The Oak Park artist previously worked with discarded glass but has focused on plastics since 2015 and now considers himself an environmental artist. Northup said he hopes his art exposes viewers to something aesthetically beautiful while raising awareness of the environmental impact of items that never decompose.
“We see plastic everywhere, from grocery store shrink-wrapped vegetables, to bags, straws and to-go cups littering the street. We see so much of it that we really don’t see it anymore,” he said. “I aim to show this material in an unexpected way that sticks with people and makes them think the next time they have a choice to make about buying or using disposable plastic.”
The idea to reduce or even eliminate plastics is topical in Oak Park as the village is encouraging residents to join the international Plastic Free July initiative. According to the village of Oak Park website, “The local Plastic Free July effort is two-pronged — get residents to refuse single-use plastics like straws and bags and get merchants to stop automatically offering them to their customers.” Green Community Connections is also running a 30-day Plastic Free Summer Challenge in honor of their cofounder, the late Sally Stovall.
Northup and his family of four do their part to reduce plastics in their household and will participate in Plastic Free July.
“I am encouraged to see that in the few years I have been creating in this mode, the global awareness of the plastic crisis has grown, and measures are being taken to clean up and phase out single-use plastics,” he said. “It starts with outrage at the awful effects plastic has on the earth, then a conscious decision to change, and remain aware.
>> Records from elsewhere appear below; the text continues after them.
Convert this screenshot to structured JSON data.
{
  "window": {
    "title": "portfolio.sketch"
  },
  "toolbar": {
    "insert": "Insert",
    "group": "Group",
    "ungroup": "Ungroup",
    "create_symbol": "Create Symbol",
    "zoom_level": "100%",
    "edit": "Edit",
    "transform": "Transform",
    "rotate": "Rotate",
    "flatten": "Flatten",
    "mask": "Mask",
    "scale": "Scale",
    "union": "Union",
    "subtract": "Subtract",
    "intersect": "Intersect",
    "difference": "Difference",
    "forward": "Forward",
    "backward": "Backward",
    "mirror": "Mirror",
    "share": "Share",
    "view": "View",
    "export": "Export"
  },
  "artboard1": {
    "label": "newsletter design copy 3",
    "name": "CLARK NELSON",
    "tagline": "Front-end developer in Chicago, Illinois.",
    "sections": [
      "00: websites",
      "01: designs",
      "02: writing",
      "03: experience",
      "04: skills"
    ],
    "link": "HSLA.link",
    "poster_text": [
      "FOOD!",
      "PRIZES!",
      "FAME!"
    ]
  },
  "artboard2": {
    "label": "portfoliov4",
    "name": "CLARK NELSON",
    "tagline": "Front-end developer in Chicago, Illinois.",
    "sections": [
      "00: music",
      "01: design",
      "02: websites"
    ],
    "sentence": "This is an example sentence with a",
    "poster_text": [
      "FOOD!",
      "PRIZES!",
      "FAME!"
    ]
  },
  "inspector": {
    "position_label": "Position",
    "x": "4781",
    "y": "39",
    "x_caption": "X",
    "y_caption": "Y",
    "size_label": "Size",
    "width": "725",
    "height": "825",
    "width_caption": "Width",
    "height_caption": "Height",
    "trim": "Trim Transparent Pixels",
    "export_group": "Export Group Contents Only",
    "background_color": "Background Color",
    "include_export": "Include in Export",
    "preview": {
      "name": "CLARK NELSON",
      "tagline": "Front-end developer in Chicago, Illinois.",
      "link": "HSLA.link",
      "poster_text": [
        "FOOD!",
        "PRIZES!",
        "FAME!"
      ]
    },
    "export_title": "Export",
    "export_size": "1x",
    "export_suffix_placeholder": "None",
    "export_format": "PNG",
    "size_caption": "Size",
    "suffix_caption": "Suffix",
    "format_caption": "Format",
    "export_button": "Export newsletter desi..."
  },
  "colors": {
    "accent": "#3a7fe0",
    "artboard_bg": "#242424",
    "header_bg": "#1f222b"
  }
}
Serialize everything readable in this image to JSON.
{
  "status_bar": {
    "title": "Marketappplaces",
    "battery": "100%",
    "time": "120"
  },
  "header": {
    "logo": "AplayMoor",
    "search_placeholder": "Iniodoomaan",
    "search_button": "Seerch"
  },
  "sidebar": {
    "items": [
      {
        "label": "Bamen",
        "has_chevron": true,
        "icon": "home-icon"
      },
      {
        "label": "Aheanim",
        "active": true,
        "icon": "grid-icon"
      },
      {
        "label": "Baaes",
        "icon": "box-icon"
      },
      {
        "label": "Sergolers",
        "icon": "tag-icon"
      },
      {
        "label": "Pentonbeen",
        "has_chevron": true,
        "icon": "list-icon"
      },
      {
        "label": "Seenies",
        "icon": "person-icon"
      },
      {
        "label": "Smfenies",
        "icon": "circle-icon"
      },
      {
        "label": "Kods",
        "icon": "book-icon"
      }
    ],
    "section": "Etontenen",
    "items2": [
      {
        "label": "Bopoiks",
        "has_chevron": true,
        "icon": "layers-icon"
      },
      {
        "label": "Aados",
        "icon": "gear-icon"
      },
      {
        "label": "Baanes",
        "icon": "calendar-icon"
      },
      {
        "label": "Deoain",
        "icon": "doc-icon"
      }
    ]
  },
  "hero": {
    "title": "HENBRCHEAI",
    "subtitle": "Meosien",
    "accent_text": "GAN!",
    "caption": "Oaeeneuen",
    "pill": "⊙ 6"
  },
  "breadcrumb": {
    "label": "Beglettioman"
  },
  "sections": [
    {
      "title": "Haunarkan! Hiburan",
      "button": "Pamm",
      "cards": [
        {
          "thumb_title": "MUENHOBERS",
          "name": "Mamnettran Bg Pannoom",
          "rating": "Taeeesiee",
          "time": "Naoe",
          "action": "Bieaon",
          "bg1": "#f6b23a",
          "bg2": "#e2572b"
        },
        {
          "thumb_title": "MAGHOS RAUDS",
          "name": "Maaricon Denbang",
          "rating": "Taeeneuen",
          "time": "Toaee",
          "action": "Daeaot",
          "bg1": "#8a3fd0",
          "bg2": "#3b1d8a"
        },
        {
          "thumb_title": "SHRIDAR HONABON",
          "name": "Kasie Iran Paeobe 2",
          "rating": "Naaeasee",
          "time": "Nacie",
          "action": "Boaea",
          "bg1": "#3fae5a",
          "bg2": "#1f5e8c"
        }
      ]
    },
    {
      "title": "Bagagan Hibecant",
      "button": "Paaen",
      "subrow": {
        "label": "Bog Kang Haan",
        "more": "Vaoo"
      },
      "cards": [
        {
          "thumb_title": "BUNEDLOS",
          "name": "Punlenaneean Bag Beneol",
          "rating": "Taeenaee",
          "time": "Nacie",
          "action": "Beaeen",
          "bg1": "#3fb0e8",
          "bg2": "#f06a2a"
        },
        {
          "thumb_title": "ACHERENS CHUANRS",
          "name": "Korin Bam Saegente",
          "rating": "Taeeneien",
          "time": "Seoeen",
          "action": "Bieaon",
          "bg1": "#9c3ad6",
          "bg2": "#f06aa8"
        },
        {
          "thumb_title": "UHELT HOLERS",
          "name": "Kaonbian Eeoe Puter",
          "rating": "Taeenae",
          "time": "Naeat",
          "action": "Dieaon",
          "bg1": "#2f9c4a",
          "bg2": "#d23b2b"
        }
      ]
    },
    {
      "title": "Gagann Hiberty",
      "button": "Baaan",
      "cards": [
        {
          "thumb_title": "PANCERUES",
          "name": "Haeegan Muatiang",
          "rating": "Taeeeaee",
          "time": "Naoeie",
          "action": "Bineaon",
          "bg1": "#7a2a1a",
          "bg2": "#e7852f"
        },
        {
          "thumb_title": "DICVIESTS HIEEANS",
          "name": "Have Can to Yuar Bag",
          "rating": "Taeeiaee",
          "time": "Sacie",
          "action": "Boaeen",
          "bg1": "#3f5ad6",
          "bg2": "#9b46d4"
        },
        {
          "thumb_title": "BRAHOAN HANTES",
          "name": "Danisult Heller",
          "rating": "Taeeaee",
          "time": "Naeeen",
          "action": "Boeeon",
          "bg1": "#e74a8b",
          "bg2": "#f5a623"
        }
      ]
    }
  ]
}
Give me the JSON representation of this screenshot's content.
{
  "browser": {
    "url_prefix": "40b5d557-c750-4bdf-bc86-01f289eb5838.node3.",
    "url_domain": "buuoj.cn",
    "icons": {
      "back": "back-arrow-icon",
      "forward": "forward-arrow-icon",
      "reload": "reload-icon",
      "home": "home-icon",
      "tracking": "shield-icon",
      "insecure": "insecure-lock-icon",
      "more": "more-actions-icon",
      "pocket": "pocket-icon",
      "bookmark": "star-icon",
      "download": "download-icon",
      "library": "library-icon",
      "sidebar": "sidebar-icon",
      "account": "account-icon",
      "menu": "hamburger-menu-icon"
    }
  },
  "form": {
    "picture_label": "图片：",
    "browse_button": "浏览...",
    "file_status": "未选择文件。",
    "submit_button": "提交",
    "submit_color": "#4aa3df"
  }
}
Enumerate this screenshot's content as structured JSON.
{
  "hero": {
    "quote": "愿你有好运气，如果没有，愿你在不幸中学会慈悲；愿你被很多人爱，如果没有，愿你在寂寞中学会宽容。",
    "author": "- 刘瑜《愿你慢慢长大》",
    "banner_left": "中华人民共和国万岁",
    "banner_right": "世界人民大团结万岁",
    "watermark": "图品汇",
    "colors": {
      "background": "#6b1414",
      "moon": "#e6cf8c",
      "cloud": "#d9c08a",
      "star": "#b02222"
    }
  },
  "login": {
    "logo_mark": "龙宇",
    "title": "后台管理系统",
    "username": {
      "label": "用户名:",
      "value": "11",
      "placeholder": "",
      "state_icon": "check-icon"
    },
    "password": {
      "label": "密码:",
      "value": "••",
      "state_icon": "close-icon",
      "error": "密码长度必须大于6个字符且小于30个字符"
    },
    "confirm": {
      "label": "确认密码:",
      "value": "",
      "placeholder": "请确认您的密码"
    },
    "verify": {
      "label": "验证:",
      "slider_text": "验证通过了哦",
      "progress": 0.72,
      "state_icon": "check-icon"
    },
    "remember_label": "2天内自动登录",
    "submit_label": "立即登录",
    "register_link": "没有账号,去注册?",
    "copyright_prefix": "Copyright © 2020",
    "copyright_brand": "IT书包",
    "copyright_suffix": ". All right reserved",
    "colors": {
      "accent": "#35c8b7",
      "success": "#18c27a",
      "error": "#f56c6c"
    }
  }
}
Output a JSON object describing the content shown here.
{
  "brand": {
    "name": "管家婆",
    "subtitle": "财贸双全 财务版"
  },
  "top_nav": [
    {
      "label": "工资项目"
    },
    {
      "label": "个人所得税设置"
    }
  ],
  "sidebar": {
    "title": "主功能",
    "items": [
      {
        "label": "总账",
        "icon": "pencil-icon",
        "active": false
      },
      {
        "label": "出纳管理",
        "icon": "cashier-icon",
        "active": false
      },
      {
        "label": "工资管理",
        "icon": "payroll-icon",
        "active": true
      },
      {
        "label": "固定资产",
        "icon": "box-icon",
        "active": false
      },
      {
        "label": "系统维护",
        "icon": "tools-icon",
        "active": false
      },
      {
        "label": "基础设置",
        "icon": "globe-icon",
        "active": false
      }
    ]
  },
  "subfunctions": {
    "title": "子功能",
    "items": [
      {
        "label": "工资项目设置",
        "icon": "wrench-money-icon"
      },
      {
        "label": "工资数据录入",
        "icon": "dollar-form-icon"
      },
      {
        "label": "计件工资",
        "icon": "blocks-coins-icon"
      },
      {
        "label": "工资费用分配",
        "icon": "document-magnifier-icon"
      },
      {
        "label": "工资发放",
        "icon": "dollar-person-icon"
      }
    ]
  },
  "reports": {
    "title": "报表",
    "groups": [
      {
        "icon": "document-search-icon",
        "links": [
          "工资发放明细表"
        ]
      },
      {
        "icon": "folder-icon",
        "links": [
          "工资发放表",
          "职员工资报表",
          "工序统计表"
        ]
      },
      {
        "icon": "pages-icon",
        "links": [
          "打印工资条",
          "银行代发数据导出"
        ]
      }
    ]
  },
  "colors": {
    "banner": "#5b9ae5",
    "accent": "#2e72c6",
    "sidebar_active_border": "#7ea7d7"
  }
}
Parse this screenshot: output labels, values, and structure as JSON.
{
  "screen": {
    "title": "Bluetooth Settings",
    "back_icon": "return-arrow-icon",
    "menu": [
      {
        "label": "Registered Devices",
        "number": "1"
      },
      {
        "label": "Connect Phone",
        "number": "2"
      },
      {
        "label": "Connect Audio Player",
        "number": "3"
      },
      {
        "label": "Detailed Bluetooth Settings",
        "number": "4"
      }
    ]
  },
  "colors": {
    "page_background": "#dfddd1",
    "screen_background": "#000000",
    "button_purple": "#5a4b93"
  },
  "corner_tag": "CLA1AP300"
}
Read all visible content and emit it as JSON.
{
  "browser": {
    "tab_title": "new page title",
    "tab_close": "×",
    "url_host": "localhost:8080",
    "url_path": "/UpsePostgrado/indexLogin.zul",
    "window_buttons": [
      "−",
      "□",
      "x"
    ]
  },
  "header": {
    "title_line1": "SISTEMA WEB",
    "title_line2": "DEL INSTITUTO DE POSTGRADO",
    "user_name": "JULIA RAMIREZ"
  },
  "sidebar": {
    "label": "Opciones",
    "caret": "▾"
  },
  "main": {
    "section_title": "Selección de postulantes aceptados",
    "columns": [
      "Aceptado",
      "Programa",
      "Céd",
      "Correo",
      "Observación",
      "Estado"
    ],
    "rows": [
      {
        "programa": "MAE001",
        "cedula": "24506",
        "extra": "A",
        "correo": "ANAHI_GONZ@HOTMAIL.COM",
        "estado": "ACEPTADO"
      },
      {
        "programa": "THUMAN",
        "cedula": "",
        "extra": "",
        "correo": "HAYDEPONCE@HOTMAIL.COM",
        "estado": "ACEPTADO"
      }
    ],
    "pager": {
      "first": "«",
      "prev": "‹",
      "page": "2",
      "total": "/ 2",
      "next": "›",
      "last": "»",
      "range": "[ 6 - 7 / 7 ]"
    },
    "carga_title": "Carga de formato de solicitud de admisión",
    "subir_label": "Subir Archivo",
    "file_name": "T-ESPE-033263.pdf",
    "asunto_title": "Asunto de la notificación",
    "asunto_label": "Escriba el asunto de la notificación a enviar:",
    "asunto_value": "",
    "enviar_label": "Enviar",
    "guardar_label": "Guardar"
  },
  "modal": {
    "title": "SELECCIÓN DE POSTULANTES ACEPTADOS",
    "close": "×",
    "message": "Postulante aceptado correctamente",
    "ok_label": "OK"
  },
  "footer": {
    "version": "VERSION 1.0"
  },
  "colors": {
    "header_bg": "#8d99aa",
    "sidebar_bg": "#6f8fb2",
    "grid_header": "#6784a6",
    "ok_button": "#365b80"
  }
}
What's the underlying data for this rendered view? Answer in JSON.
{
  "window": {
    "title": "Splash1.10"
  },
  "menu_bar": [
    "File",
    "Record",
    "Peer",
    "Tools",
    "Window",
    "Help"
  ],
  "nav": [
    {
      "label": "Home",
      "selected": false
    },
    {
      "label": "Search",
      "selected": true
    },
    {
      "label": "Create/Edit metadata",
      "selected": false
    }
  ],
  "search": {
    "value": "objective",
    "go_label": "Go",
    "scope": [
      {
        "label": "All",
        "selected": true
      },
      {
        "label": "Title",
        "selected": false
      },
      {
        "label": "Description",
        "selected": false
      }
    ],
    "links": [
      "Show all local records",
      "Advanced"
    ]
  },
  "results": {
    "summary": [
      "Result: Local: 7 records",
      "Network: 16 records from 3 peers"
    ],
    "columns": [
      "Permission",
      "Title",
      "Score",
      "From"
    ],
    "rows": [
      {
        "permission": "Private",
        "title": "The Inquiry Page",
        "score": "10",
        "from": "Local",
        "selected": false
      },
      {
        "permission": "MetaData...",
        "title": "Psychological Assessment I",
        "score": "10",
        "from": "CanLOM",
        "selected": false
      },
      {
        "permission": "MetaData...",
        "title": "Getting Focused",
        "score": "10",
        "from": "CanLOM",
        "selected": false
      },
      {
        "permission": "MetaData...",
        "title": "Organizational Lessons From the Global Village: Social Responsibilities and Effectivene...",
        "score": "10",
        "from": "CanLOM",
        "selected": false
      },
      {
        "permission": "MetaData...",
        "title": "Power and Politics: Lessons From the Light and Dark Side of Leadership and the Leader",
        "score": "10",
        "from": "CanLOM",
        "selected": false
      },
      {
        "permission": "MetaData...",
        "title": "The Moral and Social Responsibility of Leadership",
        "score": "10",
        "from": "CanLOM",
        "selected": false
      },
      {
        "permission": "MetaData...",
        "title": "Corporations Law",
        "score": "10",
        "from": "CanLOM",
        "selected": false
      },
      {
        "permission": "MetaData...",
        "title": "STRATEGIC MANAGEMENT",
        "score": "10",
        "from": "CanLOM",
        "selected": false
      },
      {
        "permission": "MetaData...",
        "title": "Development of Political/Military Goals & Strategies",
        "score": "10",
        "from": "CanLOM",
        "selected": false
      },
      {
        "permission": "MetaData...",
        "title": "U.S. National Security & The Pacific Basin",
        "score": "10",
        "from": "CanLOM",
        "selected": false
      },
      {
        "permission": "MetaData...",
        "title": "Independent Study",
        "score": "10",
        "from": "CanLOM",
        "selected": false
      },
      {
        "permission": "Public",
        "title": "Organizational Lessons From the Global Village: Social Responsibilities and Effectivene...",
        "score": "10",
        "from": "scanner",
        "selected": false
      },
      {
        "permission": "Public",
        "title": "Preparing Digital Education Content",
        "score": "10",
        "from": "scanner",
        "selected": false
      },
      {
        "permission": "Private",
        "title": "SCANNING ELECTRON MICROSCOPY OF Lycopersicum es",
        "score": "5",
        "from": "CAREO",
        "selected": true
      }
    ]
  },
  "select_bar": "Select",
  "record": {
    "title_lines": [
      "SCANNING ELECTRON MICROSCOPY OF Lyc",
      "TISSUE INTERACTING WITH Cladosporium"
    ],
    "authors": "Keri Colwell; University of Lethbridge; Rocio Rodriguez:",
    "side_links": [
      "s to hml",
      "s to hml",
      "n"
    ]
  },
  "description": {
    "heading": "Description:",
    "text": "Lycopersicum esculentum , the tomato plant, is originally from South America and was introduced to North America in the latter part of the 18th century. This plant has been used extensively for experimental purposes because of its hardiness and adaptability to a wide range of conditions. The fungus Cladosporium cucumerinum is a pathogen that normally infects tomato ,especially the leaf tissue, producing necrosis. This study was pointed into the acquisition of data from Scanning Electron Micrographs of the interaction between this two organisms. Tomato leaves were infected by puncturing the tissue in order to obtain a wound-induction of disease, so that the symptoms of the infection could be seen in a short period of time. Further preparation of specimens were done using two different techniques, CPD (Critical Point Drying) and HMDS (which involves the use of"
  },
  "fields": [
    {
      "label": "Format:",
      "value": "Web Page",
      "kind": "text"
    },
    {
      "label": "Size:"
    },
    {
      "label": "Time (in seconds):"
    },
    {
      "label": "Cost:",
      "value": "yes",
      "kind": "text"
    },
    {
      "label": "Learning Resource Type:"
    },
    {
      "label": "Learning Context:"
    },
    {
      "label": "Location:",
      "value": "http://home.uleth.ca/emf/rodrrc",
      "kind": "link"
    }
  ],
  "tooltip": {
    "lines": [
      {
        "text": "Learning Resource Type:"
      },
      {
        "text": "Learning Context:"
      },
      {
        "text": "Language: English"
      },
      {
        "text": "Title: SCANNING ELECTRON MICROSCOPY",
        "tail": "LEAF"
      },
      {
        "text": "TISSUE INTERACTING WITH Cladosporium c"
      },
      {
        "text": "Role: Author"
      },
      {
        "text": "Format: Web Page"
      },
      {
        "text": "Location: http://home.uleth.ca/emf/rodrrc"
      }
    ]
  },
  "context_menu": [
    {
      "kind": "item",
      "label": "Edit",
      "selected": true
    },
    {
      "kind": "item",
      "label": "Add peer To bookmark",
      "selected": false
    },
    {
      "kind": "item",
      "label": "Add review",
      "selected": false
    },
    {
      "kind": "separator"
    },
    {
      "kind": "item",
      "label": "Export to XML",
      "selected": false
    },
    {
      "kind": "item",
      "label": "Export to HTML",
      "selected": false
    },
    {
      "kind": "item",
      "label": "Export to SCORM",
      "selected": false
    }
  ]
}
The Challenge is a great way to have some success at making a change in everyday habits and is a good opportunity for teaching young children about single-use plastic. There are generations now that have never known life without plastic. While it is an amazing material and has advanced humanity in countless ways, its terrible environmental consequences can no longer be ignored.”
While others see waste and recycling, Northup sees “plastic as paint in a tube” and thinks his art may someday be a time capsule of sorts for a type of plastic that won’t be used forever.
“I hope my artwork can help raise awareness to our plastic addiction and inspire viewers to think differently and make a change,” Northup said. “My hope is that single-use plastic becomes outmoded with bio-plastic and other emerging options and that a cultural shift occurs, sooner than later, that demands humanity stop its dependency on disposable plastic.”
View Bryan Northup’s exhibit, “Cellular Level” at Forest Park National Bank, brought by the Oak Park Area Arts Council, through July 6. Mondays through Fridays, 9 a.m. to 5 p.m., Saturdays, 9 a.m. to 1 p.m. 7348 W. Madison St., Forest Park. His art will be at Counter Coffee in Forest Park in July and August and at Oak Park Village Hall in September and October. More information on Plastic Free July through the village of Oak Park: oak-park.us/your-government/environmental-initiatives/plastic-free-july. For more on the Plastic Free Summer Challenge: greencommunityconnections.org/plastic-free-summer-challenge.